* To do
Show each line of the data below that has the string "name" in it.

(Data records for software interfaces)

———

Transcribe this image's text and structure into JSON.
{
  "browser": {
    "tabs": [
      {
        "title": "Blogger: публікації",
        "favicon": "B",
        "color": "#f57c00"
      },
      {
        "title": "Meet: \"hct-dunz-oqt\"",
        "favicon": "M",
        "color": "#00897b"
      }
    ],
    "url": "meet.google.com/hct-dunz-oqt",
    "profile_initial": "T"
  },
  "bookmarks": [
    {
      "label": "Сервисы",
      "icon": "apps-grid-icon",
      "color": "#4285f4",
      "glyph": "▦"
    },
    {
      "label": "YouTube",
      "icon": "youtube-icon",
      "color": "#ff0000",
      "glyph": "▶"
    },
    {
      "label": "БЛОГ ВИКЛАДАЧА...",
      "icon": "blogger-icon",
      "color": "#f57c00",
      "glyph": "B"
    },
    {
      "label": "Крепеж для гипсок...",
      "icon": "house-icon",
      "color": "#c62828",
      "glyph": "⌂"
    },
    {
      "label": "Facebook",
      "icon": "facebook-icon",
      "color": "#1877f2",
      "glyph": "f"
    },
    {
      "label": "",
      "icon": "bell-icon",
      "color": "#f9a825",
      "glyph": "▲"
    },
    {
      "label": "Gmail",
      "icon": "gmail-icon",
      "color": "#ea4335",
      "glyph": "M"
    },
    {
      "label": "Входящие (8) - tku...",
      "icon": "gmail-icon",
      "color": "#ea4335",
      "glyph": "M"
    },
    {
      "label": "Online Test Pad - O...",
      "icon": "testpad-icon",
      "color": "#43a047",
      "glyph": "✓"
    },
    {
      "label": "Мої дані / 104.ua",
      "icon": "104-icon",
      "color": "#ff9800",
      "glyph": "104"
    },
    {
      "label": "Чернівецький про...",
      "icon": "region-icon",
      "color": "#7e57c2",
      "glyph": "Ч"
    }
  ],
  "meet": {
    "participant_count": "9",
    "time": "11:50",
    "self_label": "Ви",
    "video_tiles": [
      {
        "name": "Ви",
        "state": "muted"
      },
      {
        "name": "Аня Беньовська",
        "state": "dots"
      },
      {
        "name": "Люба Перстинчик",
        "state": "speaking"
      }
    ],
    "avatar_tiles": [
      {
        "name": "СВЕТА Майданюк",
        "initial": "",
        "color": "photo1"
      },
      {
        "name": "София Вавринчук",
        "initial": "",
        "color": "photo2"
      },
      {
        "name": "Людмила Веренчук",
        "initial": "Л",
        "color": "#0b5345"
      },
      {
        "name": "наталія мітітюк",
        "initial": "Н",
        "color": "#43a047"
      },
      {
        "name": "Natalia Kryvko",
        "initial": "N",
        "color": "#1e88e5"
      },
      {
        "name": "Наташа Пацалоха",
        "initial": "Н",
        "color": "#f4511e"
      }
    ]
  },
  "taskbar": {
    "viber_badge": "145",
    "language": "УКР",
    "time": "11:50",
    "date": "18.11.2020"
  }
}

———

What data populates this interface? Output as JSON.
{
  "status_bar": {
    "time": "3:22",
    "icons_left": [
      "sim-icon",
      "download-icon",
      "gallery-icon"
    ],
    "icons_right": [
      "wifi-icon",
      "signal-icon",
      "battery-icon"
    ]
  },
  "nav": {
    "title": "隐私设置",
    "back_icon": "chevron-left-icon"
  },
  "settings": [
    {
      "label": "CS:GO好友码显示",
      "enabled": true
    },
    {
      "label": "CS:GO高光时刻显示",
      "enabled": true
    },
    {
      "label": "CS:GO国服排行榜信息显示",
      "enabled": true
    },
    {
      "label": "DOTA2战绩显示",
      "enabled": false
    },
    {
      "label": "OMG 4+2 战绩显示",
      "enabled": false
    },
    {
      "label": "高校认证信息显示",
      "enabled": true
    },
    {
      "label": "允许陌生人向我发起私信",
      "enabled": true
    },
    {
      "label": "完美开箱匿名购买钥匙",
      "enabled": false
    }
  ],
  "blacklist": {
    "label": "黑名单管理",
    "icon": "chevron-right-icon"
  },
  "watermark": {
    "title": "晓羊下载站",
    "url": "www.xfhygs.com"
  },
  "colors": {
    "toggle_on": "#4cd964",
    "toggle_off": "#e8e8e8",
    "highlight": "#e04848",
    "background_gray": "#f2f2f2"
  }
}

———

* Exercise response
        "name": "Ви",
        "name": "Аня Беньовська",
        "name": "Люба Перстинчик",
        "name": "СВЕТА Майданюк",
        "name": "София Вавринчук",
        "name": "Людмила Веренчук",
        "name": "наталія мітітюк",
        "name": "Natalia Kryvko",
        "name": "Наташа Пацалоха",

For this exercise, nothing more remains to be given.